Choir 2009 Photo.JPG
 

After a year which saw us perform works by composers such as Palestrina, Tallis, Poulenc, Finzi and Howells, plus Australian Premieres of David Briggs, Gabriel Jackson and Bernat Vivancos, our 2015 season promises to be our best yet! 

During 2015 we present three unique choral experience, starting in Darlinghurst in the beautiful, awe-inspiring Cell Block Theatre at the National Art School. This venue is a visually remarkable building and a significant feature of Australia's colonial and cultural heritage as it was once the Old Darlinghurst Gaol. We will be presenting music from the 15th century by Johannes Ockeghem with his polyphonic setting of the Roman Catholic Requiem Mass (the Missa pro defunctis, or Mass for the dead) through to James MacMillan’s 21st-century take on the text of Psalm 51 (Miserere mei) and Veljo Tormis' frightening, powerful and entrancing Curse Upon Iron which tells the story about how iron came to be. Driven on by the beating of the shaman drum, the choir chants and shouts lines from the Finnish epos "Kalevada', mixed with modern statements and the wailing of sirens.

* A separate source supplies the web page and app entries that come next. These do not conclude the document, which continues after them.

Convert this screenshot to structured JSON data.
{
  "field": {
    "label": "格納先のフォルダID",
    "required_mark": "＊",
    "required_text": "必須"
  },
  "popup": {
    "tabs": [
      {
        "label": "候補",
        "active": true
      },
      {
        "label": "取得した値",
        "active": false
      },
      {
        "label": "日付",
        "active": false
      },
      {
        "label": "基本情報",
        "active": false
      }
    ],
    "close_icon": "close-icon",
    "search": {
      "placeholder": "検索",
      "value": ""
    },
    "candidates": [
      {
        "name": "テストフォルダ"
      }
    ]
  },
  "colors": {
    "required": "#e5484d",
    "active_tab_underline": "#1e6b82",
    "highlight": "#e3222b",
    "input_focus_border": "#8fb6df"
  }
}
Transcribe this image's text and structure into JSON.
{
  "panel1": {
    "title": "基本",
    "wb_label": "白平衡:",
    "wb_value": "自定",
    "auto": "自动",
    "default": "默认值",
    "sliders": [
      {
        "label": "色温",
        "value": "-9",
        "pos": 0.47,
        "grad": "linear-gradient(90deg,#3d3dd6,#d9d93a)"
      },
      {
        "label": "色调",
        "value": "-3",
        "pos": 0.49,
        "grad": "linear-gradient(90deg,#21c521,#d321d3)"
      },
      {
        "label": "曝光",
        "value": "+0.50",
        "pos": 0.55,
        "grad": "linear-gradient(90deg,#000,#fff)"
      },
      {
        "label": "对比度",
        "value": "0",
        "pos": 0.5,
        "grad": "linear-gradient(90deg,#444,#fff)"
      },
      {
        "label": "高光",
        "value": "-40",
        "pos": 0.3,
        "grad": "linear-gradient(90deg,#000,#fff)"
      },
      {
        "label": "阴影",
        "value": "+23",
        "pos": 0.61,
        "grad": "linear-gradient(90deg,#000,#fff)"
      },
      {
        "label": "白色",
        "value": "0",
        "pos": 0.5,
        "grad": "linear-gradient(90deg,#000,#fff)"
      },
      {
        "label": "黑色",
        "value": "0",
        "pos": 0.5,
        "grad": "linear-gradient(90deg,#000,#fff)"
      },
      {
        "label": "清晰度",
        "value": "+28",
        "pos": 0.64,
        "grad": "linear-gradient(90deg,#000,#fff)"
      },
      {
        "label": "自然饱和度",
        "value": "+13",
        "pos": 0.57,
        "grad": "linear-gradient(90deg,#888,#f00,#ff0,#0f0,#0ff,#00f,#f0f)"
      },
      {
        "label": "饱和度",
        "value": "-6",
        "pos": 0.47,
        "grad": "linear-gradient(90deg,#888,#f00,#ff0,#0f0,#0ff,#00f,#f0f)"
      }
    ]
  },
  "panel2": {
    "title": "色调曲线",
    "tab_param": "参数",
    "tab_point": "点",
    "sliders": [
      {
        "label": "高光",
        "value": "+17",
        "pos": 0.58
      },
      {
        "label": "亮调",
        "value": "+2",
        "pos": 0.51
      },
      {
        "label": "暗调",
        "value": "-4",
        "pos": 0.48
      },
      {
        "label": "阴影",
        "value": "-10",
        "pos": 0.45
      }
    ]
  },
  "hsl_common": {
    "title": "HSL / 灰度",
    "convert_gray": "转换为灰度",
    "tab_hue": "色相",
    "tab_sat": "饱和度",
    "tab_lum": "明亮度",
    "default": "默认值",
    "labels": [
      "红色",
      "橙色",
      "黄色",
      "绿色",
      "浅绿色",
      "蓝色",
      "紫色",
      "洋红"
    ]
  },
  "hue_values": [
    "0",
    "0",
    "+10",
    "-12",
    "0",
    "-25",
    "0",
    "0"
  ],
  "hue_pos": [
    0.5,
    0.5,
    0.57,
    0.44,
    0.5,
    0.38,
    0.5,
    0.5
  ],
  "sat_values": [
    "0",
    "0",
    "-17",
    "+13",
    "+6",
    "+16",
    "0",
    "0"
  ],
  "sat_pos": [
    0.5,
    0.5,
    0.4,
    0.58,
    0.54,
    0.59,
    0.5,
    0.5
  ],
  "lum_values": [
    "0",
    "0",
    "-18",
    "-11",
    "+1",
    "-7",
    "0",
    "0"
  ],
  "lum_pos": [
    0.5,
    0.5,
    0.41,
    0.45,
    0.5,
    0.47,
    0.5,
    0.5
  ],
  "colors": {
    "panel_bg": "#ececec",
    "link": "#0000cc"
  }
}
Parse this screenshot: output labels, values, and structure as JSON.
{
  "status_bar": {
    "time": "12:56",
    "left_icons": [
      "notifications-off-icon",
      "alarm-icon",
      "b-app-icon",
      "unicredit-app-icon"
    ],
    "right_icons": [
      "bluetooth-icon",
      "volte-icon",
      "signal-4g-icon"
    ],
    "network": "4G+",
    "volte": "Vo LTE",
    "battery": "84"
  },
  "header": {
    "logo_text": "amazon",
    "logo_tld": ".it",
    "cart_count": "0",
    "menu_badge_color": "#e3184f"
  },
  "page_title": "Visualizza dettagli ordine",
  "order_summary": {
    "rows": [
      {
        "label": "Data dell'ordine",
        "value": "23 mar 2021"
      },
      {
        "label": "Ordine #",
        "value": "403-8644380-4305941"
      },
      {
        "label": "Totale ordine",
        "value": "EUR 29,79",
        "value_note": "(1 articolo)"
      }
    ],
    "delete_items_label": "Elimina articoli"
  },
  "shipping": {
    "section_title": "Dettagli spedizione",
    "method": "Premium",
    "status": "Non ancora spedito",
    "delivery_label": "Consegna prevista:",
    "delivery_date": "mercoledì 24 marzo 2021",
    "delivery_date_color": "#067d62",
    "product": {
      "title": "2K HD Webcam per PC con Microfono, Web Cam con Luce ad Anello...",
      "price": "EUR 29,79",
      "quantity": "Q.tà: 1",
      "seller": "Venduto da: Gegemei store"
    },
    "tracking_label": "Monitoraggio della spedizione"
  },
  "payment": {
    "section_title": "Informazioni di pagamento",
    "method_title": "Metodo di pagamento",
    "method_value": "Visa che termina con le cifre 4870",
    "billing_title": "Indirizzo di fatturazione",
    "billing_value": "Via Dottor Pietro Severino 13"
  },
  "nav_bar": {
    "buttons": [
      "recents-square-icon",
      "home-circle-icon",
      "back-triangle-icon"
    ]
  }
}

In August, after returning from our European Tour (more details to follow) we tackle BrahmsEin deutsches Requiem (A German Requiem) which was written following the deaths of his mother and Robert Schumann, his mentor, and his Liebesliederwalzer, Op. 52 in the beautiful performance space of the Mosman Art Gallery.

Our final concert for 2015 sees the choir join forces with the award winning Sydney Camerata Chamber OrchestraWhen Swedish composer Thomas Jennefelt read Psalm 110 closely, he realised how full it is of hatred and violence. These thoughts about the violence of religions, both historically and now, have also led Jennefelt to examine Pope Urban II's speech at Clermont in France in the year 1095, the speech that launched the Christian Crusades. In this concert three different works based on the same text are set up in juxtaposition with each other. The Dixit Dominus from Claudio Monteverdi's famous Marian Vespers was written in 1610 and stands in contrast with Thomas Jennefelt's work based on the same text from 2010. The program is completed by George Frideric Handel's famous setting of the Psalm, written for five vocal soloists (SSATB), chorus, strings and continuo.

We are delighted to be joined by fantastic soloists and instrumentalists throughout the year (details of which will shortly be listed on our website) as we continue our tradition of using local artists to bring choral lovers of Sydney both exciting and engaging choral repertoire.

We'd like to thank everyone who supported us during 2014 (and over the last 19 years) and hope to see you plus new audience members in 2015 as we celebrate an amazing 20 years of this choir.